"""

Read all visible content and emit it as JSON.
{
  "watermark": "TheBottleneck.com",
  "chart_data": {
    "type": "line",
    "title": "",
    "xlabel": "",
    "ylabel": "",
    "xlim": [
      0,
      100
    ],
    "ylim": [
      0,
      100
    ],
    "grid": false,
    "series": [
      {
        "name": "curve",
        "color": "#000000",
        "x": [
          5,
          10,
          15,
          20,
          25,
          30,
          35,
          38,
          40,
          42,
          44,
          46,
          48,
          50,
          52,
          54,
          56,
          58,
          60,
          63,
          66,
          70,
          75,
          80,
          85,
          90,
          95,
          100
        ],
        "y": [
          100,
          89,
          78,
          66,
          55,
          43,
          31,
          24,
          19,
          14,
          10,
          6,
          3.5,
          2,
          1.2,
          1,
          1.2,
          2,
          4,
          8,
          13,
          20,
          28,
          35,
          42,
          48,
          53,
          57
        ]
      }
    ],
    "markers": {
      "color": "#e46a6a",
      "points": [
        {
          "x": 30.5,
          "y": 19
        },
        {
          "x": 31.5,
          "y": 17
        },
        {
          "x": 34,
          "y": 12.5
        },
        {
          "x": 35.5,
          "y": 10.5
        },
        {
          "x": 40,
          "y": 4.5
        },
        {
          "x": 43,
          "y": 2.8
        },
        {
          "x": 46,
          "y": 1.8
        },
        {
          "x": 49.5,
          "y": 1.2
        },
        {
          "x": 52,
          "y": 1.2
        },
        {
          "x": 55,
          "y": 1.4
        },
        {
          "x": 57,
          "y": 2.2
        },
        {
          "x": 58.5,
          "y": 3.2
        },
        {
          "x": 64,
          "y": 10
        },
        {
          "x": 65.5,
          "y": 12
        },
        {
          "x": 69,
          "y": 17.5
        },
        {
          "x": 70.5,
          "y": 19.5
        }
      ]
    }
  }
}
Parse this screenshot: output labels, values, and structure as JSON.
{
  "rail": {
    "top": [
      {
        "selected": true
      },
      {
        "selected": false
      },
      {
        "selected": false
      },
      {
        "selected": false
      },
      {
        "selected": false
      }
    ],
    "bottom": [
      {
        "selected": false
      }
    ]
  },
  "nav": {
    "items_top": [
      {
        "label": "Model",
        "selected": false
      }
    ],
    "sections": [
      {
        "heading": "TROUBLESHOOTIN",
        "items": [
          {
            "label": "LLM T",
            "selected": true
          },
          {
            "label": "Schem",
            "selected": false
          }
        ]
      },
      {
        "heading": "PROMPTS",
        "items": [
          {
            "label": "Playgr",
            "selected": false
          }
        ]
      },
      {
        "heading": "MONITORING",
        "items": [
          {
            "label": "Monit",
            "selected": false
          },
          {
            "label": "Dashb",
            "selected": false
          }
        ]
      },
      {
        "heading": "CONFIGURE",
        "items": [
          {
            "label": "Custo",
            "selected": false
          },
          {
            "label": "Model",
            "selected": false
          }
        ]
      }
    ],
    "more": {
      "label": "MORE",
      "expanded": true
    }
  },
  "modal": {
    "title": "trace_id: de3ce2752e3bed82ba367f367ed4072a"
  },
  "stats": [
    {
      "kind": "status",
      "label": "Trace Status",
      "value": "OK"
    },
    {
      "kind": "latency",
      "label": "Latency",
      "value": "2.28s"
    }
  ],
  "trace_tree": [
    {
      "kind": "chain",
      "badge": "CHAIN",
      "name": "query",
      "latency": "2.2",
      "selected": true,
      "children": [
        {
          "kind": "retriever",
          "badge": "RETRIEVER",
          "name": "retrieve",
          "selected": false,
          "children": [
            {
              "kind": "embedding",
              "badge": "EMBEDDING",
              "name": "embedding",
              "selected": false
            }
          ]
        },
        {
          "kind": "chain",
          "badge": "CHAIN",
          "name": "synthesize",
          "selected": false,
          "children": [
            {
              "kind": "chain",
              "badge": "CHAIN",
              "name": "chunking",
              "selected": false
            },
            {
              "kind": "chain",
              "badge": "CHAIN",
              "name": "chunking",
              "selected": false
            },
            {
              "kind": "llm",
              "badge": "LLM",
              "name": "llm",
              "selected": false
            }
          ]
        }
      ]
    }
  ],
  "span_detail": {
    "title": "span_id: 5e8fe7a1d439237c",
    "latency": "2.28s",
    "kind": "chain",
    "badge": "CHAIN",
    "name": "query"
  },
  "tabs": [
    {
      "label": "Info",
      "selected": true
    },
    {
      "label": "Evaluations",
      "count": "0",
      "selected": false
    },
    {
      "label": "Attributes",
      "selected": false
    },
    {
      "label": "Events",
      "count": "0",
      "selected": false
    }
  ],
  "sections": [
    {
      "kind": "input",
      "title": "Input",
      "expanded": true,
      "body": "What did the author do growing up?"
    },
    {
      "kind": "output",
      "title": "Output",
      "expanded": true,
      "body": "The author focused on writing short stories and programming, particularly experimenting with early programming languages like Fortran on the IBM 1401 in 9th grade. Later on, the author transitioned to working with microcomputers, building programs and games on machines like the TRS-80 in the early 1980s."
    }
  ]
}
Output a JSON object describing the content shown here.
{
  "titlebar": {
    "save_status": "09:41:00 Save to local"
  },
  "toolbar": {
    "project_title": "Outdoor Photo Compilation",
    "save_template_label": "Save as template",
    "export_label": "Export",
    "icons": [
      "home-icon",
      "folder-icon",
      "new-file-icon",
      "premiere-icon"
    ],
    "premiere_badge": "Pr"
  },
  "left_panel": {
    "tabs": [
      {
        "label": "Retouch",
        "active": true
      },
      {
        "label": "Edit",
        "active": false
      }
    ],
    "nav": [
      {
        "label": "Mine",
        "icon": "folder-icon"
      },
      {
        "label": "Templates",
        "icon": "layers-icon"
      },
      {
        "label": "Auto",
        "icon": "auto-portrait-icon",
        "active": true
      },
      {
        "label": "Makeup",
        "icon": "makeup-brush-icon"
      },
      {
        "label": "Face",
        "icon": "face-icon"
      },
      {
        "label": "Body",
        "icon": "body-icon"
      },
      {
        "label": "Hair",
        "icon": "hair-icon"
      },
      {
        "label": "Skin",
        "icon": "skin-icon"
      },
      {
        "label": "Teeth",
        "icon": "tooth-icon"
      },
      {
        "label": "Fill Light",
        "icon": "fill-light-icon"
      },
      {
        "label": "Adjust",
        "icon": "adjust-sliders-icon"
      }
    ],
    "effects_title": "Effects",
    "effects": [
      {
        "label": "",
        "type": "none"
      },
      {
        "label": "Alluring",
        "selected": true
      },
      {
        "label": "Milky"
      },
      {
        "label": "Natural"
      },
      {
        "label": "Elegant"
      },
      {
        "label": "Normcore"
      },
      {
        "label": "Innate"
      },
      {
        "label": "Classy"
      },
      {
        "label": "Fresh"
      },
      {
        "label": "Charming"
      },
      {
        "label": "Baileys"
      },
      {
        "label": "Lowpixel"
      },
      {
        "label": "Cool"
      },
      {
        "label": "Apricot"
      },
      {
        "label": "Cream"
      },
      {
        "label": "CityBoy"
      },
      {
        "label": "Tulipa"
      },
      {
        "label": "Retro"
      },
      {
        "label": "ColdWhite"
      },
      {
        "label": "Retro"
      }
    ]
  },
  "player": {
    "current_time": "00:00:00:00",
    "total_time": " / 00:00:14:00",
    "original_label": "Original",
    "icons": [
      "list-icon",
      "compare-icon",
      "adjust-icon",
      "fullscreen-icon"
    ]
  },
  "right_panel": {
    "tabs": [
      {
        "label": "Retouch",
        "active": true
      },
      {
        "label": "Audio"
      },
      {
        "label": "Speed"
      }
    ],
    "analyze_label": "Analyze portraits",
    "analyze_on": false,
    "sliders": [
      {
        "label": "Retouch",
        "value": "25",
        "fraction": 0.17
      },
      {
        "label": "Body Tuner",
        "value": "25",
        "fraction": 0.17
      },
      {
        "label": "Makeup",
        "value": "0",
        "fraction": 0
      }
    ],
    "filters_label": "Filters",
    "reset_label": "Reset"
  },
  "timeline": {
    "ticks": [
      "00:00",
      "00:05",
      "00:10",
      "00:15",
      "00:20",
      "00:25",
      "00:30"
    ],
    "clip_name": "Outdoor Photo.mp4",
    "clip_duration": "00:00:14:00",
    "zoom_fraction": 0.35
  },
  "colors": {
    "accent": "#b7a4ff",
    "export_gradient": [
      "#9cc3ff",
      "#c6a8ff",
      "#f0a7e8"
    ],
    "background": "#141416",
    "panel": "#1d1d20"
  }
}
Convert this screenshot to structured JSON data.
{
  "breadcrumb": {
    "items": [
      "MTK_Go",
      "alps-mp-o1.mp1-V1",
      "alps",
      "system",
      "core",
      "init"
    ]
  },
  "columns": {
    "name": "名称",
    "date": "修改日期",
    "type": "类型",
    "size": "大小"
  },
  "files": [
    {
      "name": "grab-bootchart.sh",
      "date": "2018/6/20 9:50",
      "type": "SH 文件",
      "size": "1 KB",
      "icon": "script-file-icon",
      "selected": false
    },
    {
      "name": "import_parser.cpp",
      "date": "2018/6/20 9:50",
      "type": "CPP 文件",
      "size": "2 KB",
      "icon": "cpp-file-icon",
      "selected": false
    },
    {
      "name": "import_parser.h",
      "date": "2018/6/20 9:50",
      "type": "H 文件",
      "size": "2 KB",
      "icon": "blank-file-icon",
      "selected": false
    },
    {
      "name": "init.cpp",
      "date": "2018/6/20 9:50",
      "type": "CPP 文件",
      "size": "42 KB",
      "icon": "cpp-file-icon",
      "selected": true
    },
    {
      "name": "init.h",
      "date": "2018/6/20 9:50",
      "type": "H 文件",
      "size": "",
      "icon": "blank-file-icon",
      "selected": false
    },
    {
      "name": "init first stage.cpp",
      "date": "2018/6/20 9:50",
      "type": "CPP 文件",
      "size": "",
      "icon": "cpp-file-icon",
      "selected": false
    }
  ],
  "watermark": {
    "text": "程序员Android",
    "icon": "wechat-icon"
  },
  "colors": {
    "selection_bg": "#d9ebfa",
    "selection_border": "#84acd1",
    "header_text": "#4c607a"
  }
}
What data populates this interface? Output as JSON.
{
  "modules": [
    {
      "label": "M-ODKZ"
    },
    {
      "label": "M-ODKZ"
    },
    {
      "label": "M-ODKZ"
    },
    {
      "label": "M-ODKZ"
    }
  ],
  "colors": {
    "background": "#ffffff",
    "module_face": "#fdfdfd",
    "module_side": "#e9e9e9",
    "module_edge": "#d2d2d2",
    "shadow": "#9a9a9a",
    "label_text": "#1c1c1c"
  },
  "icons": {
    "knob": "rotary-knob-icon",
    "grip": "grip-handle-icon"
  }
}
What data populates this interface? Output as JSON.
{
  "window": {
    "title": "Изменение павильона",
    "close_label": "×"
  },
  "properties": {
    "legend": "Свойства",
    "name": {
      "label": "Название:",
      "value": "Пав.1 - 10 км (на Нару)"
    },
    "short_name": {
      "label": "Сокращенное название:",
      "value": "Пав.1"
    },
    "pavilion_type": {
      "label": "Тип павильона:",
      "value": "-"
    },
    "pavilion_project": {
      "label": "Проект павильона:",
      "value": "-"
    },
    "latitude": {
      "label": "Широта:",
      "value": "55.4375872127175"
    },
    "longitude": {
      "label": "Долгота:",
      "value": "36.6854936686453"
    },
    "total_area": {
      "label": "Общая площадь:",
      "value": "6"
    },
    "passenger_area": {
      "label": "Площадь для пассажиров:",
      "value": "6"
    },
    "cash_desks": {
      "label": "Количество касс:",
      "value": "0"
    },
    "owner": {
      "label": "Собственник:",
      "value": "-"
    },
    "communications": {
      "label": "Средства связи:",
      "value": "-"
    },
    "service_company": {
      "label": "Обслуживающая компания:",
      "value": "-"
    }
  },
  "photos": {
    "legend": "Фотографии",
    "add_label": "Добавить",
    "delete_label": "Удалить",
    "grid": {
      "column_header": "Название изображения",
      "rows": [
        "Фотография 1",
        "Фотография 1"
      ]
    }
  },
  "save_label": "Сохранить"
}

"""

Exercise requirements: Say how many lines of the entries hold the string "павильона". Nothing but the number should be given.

Worked solution: 3